▶ **Task goal**
Begin at the line that holds "What's the underlying" and retype every line through the end of the material, both included. Leave out the pictures.

▶ **Records for this exercise**

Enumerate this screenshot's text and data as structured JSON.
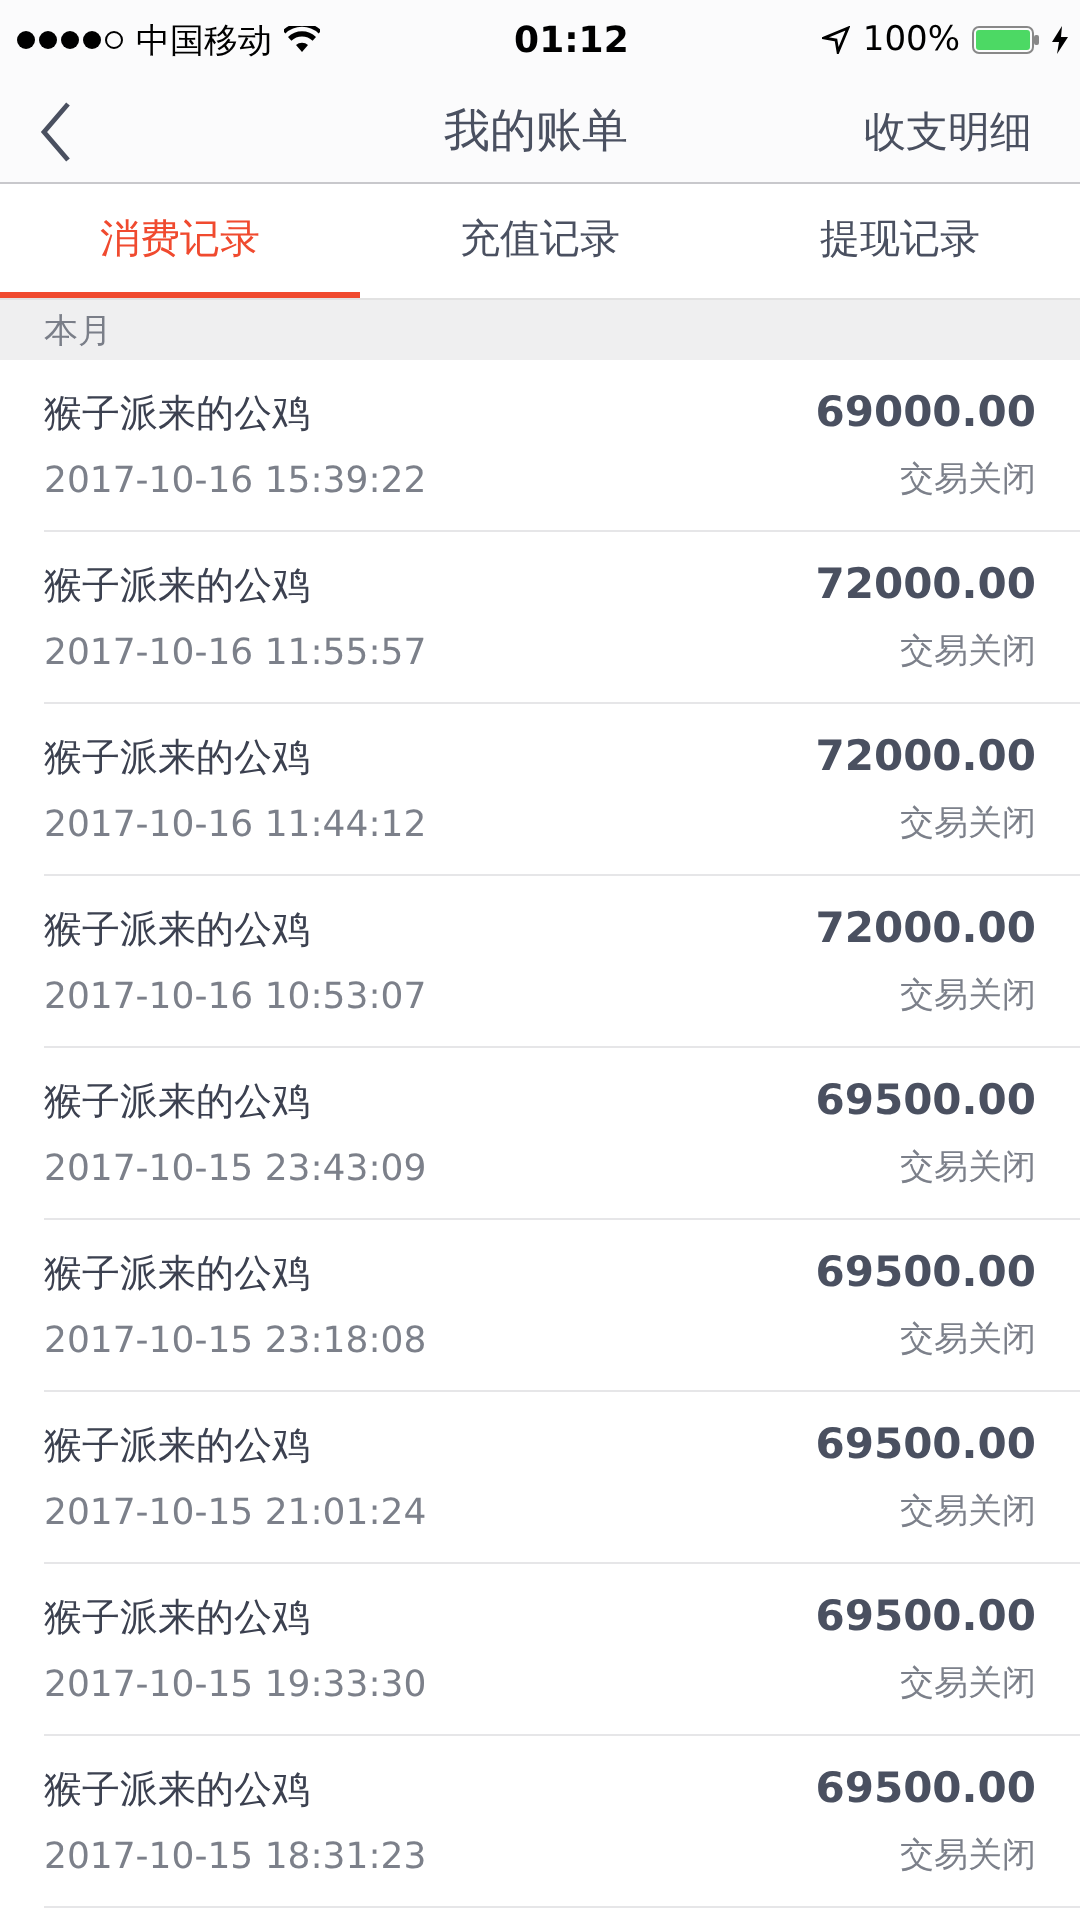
{
  "status_bar": {
    "carrier": "中国移动",
    "time": "01:12",
    "battery": "100%"
  },
  "nav": {
    "title": "我的账单",
    "action": "收支明细"
  },
  "tabs": [
    {
      "label": "消费记录",
      "selected": true
    },
    {
      "label": "充值记录",
      "selected": false
    },
    {
      "label": "提现记录",
      "selected": false
    }
  ],
  "section": "本月",
  "rows": [
    {
      "name": "猴子派来的公鸡",
      "time": "2017-10-16 15:39:22",
      "amount": "69000.00",
      "status": "交易关闭"
    },
    {
      "name": "猴子派来的公鸡",
      "time": "2017-10-16 11:55:57",
      "amount": "72000.00",
      "status": "交易关闭"
    },
    {
      "name": "猴子派来的公鸡",
      "time": "2017-10-16 11:44:12",
      "amount": "72000.00",
      "status": "交易关闭"
    },
    {
      "name": "猴子派来的公鸡",
      "time": "2017-10-16 10:53:07",
      "amount": "72000.00",
      "status": "交易关闭"
    },
    {
      "name": "猴子派来的公鸡",
      "time": "2017-10-15 23:43:09",
      "amount": "69500.00",
      "status": "交易关闭"
    },
    {
      "name": "猴子派来的公鸡",
      "time": "2017-10-15 23:18:08",
      "amount": "69500.00",
      "status": "交易关闭"
    },
    {
      "name": "猴子派来的公鸡",
      "time": "2017-10-15 21:01:24",
      "amount": "69500.00",
      "status": "交易关闭"
    },
    {
      "name": "猴子派来的公鸡",
      "time": "2017-10-15 19:33:30",
      "amount": "69500.00",
      "status": "交易关闭"
    },
    {
      "name": "猴子派来的公鸡",
      "time": "2017-10-15 18:31:23",
      "amount": "69500.00",
      "status": "交易关闭"
    }
  ]
}
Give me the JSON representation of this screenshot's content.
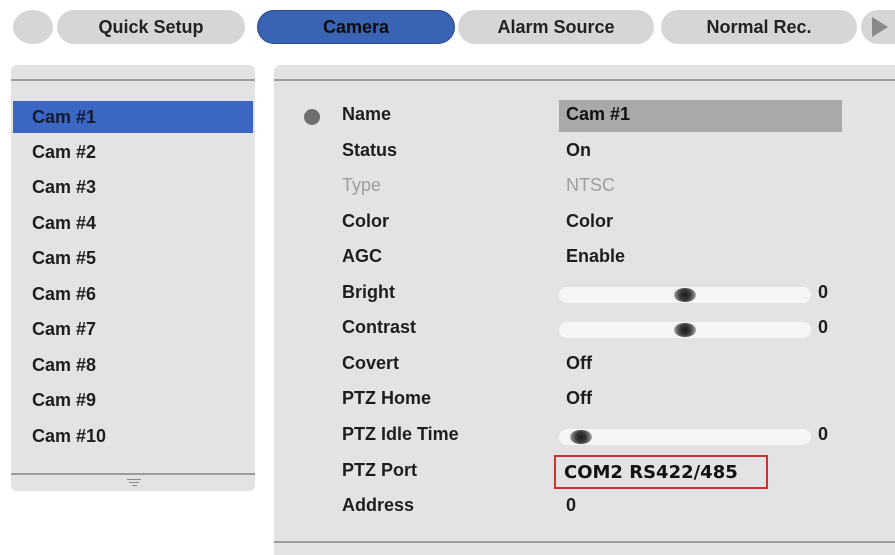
{
  "tabs": [
    {
      "label": "Quick Setup"
    },
    {
      "label": "Camera",
      "active": true
    },
    {
      "label": "Alarm Source"
    },
    {
      "label": "Normal Rec."
    }
  ],
  "camera_list": {
    "items": [
      "Cam #1",
      "Cam #2",
      "Cam #3",
      "Cam #4",
      "Cam #5",
      "Cam #6",
      "Cam #7",
      "Cam #8",
      "Cam #9",
      "Cam #10"
    ],
    "selected": "Cam #1"
  },
  "settings": {
    "name": {
      "label": "Name",
      "value": "Cam #1"
    },
    "status": {
      "label": "Status",
      "value": "On"
    },
    "type": {
      "label": "Type",
      "value": "NTSC",
      "disabled": true
    },
    "color": {
      "label": "Color",
      "value": "Color"
    },
    "agc": {
      "label": "AGC",
      "value": "Enable"
    },
    "bright": {
      "label": "Bright",
      "value": "0",
      "level": 0.5
    },
    "contrast": {
      "label": "Contrast",
      "value": "0",
      "level": 0.5
    },
    "covert": {
      "label": "Covert",
      "value": "Off"
    },
    "ptz_home": {
      "label": "PTZ Home",
      "value": "Off"
    },
    "ptz_idle_time": {
      "label": "PTZ Idle Time",
      "value": "0",
      "level": 0.0
    },
    "ptz_port": {
      "label": "PTZ Port",
      "value": "COM2 RS422/485"
    },
    "address": {
      "label": "Address",
      "value": "0"
    }
  },
  "colors": {
    "active_tab": "#3b63b3",
    "selected_item": "#3b66c4",
    "highlight_border": "#d13030",
    "panel_bg": "#e3e3e3"
  }
}
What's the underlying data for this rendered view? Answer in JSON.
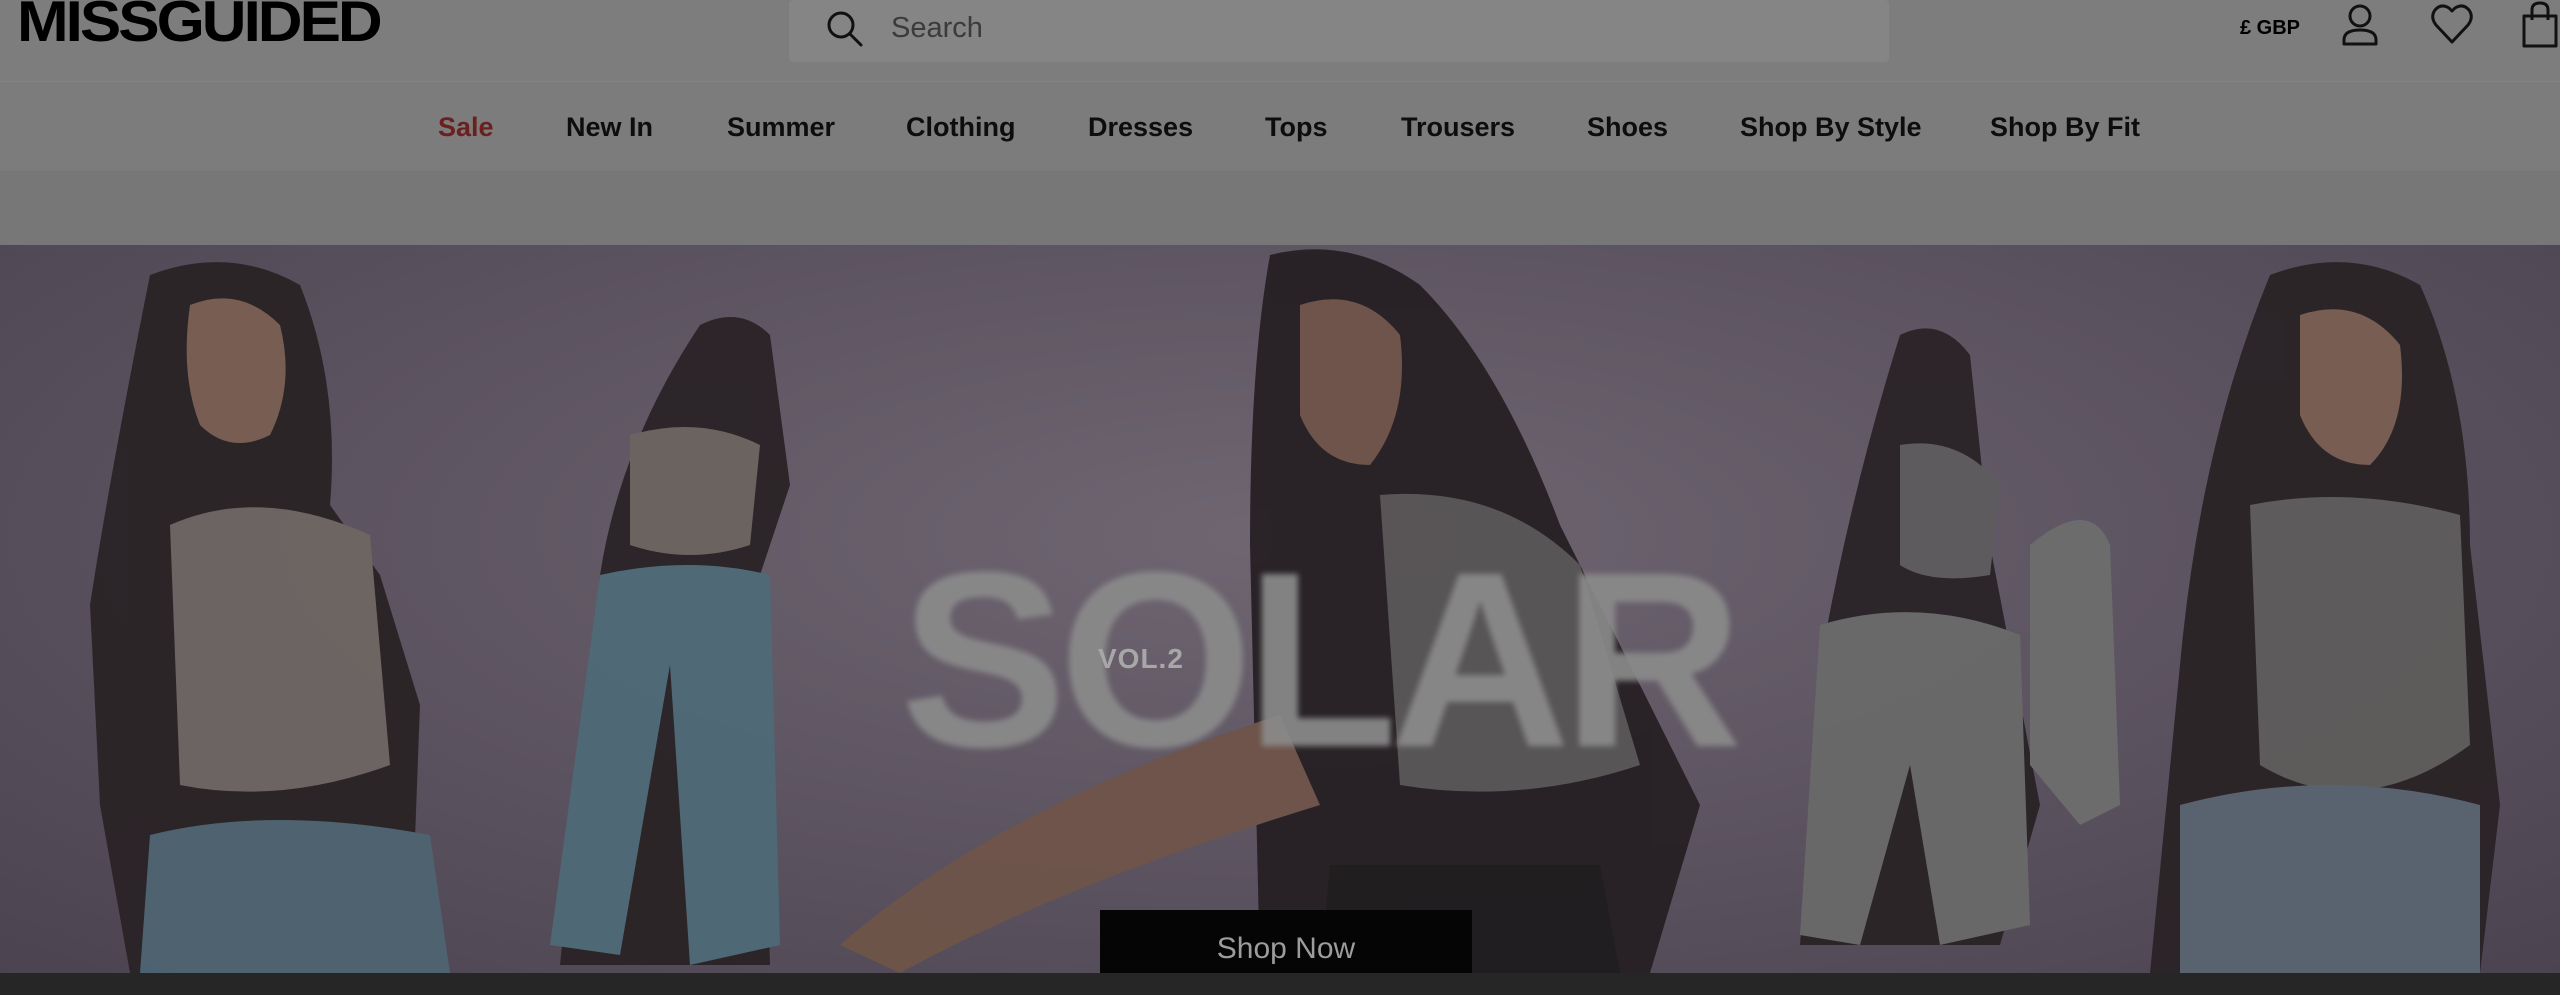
{
  "header": {
    "logo": "MISSGUIDED",
    "search_placeholder": "Search",
    "currency": "£ GBP"
  },
  "nav": {
    "items": [
      {
        "label": "Sale"
      },
      {
        "label": "New In"
      },
      {
        "label": "Summer"
      },
      {
        "label": "Clothing"
      },
      {
        "label": "Dresses"
      },
      {
        "label": "Tops"
      },
      {
        "label": "Trousers"
      },
      {
        "label": "Shoes"
      },
      {
        "label": "Shop By Style"
      },
      {
        "label": "Shop By Fit"
      }
    ]
  },
  "hero": {
    "title": "SOLAR",
    "subtitle": "VOL.2",
    "cta_label": "Shop Now"
  },
  "colors": {
    "sale": "#6b1f1f",
    "overlay": "#7a7a7a",
    "cta_bg": "#050505"
  },
  "icons": [
    "search-icon",
    "account-icon",
    "heart-icon",
    "bag-icon"
  ]
}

▶ **Solution to this problem**
What's the underlying data for this rendered view? Answer in JSON.
{
  "header": {
    "logo": "MISSGUIDED",
    "search_placeholder": "Search",
    "currency": "£ GBP"
  },
  "nav": {
    "items": [
      {
        "label": "Sale"
      },
      {
        "label": "New In"
      },
      {
        "label": "Summer"
      },
      {
        "label": "Clothing"
      },
      {
        "label": "Dresses"
      },
      {
        "label": "Tops"
      },
      {
        "label": "Trousers"
      },
      {
        "label": "Shoes"
      },
      {
        "label": "Shop By Style"
      },
      {
        "label": "Shop By Fit"
      }
    ]
  },
  "hero": {
    "title": "SOLAR",
    "subtitle": "VOL.2",
    "cta_label": "Shop Now"
  },
  "colors": {
    "sale": "#6b1f1f",
    "overlay": "#7a7a7a",
    "cta_bg": "#050505"
  },
  "icons": [
    "search-icon",
    "account-icon",
    "heart-icon",
    "bag-icon"
  ]
}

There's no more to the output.